The story focuses on the conflict between the two giant atomic nations, the United States and the Soviet Union. On October 16, 1962, the U.S. had suspicion that Russia was placing missiles and atomic weapons in Cuba. It also seemed as if the Russian's were constructing a large naval shipyard and a base for submarines. The two Kennedy's at first thought it was just a football field, but when U-2 planes got more detailed pictures the two were outraged! The photos indicated that the missiles were being directed at certain American cities. It was estimated that within five minutes of them being fired, eighty million Americans would be dead! RFK later finds out that Russia sent these weapons to Cuba because they thought the U.S. was interested in overthrowing the Cuban government. In response to this rumor, the Soviets wished to help Cuba protect itself.
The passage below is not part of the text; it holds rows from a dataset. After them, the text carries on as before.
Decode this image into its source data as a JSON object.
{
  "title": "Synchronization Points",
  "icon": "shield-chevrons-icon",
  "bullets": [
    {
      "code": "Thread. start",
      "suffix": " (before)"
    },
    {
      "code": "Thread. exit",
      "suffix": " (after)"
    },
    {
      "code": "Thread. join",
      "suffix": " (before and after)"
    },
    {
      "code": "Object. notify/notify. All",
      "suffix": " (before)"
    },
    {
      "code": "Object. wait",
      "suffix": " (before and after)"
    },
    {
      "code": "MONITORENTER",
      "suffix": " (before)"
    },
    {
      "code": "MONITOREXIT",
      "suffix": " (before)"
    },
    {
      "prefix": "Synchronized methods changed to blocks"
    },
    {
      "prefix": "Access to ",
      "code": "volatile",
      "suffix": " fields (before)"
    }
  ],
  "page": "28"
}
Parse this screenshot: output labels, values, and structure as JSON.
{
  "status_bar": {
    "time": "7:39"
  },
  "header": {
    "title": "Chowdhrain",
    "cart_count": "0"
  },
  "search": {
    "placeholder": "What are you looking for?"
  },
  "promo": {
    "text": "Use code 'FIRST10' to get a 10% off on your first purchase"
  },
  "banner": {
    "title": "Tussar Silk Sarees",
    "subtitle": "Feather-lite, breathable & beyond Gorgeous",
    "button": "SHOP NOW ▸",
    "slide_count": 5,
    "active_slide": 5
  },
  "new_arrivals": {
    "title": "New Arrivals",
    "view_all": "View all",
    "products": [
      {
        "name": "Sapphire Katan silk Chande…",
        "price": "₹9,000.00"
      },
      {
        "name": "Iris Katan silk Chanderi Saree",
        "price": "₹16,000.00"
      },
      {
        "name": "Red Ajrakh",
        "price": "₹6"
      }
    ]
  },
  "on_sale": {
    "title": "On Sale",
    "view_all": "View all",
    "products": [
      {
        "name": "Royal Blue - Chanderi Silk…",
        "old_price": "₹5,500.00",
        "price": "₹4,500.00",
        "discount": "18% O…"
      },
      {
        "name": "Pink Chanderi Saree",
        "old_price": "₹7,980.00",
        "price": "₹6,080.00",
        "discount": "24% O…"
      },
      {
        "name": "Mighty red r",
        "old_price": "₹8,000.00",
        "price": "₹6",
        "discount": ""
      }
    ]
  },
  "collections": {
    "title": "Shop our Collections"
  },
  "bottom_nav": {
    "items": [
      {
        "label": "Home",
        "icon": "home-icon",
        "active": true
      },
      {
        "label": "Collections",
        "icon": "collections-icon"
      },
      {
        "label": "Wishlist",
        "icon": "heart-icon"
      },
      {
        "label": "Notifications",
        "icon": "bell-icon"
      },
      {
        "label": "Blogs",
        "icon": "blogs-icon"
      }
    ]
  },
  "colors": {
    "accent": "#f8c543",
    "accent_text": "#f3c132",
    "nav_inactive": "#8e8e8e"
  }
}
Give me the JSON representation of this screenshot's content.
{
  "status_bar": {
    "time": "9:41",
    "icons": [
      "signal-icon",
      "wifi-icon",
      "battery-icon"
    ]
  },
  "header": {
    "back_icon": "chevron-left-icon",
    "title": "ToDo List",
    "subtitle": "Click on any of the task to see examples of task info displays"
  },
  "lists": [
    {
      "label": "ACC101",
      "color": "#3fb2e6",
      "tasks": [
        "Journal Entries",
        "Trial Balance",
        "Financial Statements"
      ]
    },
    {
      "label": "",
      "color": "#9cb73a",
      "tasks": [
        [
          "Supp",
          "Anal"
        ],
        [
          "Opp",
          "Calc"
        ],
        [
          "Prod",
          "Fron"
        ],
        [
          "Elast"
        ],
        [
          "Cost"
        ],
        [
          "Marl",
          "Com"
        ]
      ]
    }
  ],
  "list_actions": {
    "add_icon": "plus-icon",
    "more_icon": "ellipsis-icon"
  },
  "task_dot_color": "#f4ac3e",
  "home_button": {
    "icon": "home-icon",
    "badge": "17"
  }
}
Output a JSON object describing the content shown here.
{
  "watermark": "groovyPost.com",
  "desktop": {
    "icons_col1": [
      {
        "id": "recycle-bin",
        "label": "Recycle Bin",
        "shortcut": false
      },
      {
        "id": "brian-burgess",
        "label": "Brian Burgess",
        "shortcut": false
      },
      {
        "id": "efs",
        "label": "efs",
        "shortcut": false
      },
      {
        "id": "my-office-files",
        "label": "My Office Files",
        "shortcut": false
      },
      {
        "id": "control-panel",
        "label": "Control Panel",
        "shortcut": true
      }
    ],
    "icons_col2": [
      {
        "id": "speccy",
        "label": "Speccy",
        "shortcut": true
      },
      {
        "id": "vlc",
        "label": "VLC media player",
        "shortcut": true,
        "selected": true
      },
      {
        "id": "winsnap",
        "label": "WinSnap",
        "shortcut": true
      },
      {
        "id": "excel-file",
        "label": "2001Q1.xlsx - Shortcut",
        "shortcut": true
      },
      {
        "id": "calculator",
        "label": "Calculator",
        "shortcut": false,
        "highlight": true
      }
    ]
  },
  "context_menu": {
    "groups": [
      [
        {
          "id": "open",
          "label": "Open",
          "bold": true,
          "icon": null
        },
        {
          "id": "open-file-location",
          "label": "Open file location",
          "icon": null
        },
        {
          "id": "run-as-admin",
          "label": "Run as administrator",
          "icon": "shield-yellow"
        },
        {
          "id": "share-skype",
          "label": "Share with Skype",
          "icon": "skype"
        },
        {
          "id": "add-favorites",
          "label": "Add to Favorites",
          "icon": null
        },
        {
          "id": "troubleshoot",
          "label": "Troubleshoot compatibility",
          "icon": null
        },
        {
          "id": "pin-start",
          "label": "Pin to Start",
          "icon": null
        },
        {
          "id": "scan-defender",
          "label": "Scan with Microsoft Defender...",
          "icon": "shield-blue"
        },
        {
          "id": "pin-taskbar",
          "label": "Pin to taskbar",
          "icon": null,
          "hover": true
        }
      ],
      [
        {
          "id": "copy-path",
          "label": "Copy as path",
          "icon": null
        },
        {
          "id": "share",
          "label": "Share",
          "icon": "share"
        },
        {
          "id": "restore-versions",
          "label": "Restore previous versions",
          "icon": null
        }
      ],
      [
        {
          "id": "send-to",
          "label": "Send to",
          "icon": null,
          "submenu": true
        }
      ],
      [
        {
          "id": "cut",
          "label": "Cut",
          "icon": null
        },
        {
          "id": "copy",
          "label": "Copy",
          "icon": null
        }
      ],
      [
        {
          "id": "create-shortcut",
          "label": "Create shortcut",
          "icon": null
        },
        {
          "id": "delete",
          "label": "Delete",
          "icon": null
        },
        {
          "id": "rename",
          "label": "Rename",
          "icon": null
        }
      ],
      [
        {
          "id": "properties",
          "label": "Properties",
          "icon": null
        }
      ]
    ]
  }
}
Soviet chairman, Nikita Khrushchev, guaranteed President Kennedy that there was nothing going on in Cuba. The U.S. was not fooled with Khrushchev's act and began to discuss the ideas of a quarantine or a military attack. RFK and Secretary of Defense, Robert McNamara, became the blockade's strongest advocates. They did not accept the idea of the U.S. raining bombs on Cuba, killing thousands of civilians. Most of the other advisors eventually agreed a blockade would be best. A suggestion was made to make a deal with the Soviets: if they withdrew their missiles from Cuba, then we would withdraw our missiles from Turkey and Italy and give up our naval base at Guantanamo Bay. RFK and others did not support this idea, and President Kennedy made his decision in favor of the blockade.
Immense work and painstaking planning followed JFK's approval. Missile crews were placed on maximum alert and troops were moved into Florida. Bomber forcers were ordered into the air fully loaded with atomic weapons. The President also ordered preparations to proceed for a possible blockade of Berlin, the United Nations...